Jan Bailey was an energetic 70-year-old who enjoyed hiking, biking and cross-country skiing — strenuous activities that kept her young as she embraced retirement with her husband, Wally.
So nothing could have prepared the Northville, Michigan, couple for the next few years as Bailey, now 73, experienced ongoing health issues. The confusion was compounded because the condition was not immediately diagnosed.
It all started in the fall of 2014. Bailey awoke very early with severe vertigo. Feeling unstable and nauseous, she was taken by ambulance to the emergency room of the closest hospital. She was examined, given medication to help alleviate her vertigo and sent home.
Still experiencing vertigo, her primary doctor sent her to an ear, nose and throat specialist who diagnosed her with Ménière’s disease, an inner ear condition that causes dizziness, hearing loss and ringing in the ears, known as tinnitus.
When Bailey lost feeling in her left foot in April 2015, she knew her symptoms were the result of something more serious. Taken to a nearby emergency room, she was diagnosed with an ischemic stroke and put on blood thinners to prevent a recurrence.
Spotting recurrent stroke
Recurrent episodes of weakness in her legs, arms and face, along with loss of balance, led Bailey to Michigan Medicine, where a team of neurologists performed a number of tests to determine the exact cause of the strokes she was experiencing.
Under the care of vascular neurologist Mollie McDermott, M.D., Bailey ultimately had a brain biopsy in March 2016, which revealed primary central nervous system (CNS) vasculitis as the cause of her issues.
CNS vasculitis is a rare disease that causes inflammation of the small arteries and veins in the brain or spinal cord, which make up the CNS. The inflamed vessel wall can block the flow of oxygen-containing blood to the brain, resulting in a loss of brain function or stroke. The disease affects fewer than three individuals per 1 million, regardless of sex or age, and is associated with an overactive immune system that attacks the blood vessels in the brain.
Symptoms of CNS vasculitis can include:
Severe headaches that last for long periods of time
Strokes or transient ischemic attacks (ministrokes)
Problems with eyesight
“Most patients diagnosed with this rare condition are treated collaboratively with neurology, rheumatology and neurosurgery,” says McDermott. “And, like Jan, most are put on immunosuppressant drugs.

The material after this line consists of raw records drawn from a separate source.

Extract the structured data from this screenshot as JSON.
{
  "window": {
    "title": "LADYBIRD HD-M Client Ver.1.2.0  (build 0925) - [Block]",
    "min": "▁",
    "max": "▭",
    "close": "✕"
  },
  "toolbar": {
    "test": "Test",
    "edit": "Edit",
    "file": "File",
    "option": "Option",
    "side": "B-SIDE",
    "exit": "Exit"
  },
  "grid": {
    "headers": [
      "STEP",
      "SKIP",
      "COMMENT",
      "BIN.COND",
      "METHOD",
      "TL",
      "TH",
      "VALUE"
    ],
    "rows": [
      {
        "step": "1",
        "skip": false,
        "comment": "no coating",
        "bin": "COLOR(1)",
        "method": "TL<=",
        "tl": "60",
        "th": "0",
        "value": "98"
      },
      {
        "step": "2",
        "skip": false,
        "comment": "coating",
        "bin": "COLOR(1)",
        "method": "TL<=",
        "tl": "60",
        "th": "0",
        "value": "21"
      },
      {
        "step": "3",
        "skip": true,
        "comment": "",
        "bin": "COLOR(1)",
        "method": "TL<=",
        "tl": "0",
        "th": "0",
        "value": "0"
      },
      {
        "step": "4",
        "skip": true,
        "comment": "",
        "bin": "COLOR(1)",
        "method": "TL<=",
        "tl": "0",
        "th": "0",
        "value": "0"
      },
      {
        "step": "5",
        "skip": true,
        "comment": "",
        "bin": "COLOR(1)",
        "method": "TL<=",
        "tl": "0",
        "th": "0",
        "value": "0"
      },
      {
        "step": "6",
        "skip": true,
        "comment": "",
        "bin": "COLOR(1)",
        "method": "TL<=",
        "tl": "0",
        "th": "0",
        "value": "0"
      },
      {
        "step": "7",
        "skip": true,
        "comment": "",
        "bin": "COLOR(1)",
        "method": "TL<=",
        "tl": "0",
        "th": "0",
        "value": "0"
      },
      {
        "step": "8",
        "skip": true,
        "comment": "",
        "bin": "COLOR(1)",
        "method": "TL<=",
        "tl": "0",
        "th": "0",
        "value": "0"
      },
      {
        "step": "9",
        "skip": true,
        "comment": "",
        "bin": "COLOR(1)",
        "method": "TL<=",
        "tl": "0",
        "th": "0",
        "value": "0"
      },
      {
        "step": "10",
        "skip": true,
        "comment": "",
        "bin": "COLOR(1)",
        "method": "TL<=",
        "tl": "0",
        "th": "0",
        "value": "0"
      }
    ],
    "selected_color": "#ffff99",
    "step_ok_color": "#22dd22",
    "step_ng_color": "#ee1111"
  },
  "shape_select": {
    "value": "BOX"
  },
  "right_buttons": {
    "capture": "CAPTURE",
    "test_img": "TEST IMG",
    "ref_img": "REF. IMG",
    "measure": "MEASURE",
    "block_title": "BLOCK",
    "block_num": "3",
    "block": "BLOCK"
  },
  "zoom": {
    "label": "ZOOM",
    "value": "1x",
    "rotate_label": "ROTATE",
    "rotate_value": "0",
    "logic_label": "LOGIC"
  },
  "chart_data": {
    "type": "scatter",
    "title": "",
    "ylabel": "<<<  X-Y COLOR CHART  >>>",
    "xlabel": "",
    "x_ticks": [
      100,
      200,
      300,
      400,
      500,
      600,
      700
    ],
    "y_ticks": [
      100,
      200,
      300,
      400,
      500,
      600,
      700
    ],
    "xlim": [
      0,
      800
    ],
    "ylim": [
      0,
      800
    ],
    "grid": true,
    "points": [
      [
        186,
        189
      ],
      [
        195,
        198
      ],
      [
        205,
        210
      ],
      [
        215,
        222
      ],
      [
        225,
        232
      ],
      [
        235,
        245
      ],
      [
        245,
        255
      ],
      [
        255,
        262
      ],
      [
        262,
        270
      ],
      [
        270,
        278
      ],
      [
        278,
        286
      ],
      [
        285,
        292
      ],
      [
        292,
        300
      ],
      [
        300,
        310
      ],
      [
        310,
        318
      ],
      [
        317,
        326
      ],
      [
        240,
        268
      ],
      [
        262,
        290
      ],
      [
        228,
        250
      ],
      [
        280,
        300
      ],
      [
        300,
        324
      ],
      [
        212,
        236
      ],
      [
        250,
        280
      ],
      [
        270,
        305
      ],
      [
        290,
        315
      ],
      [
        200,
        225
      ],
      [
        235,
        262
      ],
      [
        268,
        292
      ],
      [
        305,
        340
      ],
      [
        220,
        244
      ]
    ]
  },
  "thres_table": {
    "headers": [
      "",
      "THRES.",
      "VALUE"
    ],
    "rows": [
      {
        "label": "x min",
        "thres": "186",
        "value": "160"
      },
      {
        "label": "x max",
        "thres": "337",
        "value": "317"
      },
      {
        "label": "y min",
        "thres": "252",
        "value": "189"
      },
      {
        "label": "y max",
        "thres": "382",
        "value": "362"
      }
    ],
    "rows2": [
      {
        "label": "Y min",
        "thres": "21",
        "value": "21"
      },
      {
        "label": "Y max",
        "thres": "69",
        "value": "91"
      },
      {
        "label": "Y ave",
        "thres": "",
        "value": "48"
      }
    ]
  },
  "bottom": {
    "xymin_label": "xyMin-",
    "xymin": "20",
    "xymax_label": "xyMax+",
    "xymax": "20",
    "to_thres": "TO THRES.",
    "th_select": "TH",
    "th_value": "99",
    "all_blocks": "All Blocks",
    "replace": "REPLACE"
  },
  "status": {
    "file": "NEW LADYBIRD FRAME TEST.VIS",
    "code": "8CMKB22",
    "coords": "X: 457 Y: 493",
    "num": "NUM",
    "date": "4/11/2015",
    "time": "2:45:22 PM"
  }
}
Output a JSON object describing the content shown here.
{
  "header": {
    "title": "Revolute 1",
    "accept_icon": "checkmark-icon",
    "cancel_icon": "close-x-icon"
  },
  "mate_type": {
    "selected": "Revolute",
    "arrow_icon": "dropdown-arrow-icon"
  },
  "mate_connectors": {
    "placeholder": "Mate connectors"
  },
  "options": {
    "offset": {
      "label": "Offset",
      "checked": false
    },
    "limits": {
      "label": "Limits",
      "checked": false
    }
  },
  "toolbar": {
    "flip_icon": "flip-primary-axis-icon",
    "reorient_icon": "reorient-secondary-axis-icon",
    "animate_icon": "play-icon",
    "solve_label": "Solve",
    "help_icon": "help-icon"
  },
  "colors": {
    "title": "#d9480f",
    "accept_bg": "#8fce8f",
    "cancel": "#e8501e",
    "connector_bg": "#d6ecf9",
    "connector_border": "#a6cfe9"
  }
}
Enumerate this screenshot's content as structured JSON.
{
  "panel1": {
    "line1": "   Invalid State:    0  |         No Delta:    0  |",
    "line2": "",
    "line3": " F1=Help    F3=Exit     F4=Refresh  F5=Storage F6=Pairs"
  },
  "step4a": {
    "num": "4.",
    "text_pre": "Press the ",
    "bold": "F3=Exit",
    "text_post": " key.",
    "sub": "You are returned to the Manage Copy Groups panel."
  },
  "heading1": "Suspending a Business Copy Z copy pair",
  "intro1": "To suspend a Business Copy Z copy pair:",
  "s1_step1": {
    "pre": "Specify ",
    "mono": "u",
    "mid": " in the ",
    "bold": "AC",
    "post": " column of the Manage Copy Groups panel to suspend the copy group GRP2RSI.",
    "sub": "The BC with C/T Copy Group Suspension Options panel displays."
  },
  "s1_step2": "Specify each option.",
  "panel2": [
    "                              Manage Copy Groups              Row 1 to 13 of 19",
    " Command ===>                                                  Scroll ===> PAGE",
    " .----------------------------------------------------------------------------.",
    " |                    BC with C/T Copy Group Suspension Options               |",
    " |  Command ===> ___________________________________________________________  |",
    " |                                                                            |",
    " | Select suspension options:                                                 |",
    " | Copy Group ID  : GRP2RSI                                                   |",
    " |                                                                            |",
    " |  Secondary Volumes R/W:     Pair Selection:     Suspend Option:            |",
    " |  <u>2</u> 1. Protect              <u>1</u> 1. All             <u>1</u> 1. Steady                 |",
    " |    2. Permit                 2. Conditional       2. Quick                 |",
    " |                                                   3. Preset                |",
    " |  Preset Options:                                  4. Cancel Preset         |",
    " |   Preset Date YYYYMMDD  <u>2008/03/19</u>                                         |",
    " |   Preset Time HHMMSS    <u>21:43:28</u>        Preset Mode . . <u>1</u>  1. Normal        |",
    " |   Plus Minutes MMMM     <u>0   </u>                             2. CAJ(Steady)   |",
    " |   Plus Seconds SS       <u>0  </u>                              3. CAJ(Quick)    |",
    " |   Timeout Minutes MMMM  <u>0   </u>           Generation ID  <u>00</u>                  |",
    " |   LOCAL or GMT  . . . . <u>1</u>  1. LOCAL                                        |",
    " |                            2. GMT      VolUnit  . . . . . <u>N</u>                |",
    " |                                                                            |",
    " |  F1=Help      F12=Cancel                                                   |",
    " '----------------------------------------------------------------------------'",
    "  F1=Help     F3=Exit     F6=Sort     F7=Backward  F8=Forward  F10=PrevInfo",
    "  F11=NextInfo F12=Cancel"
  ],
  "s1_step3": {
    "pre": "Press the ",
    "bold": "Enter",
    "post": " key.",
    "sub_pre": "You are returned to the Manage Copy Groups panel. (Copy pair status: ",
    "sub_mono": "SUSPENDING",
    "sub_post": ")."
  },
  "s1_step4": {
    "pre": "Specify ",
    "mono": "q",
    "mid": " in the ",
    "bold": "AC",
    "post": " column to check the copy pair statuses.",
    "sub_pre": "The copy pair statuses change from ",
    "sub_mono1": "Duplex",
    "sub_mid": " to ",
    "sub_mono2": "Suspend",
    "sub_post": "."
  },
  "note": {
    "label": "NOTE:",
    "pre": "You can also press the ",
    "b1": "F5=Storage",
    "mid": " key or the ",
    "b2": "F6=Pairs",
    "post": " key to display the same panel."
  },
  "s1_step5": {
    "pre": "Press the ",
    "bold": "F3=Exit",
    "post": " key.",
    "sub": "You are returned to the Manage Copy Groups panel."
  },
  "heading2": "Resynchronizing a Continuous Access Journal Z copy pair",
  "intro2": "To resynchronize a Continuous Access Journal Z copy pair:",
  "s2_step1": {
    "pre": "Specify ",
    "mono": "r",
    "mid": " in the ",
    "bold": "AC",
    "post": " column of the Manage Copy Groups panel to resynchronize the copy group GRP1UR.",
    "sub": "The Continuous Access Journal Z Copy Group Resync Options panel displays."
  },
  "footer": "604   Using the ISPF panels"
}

“In Jan’s case, CNS vasculitis led to dozens of strokes and sensory abnormalities in her trunk, arms and legs,” McDermott says, noting that the outcomes of patients with CNS vasculitis are typically poor and include limb weakness, gait disturbance and significant cognitive issues. “Jan, however, has done very well, in part because she’s incredibly motivated to stay active and participate in physical therapy. She’s been working very hard.”
One long-lasting effect: Bailey has experienced a loss of proprioception (position sense) in her legs.
“My feet don’t always know where they are and what they’re doing,” she says. But she isn’t giving up. The retired engineer works out at a nearby gym for two hours, twice a week, with a goal of maintaining her balance and mobility.
She says she’s fortunate to have a committed neurologist for her medical care and a dedicated husband of 48 years by her side for moral and physical support.
Learn more about stroke during National Stroke Awareness Month.
Photos by Leisa Thompson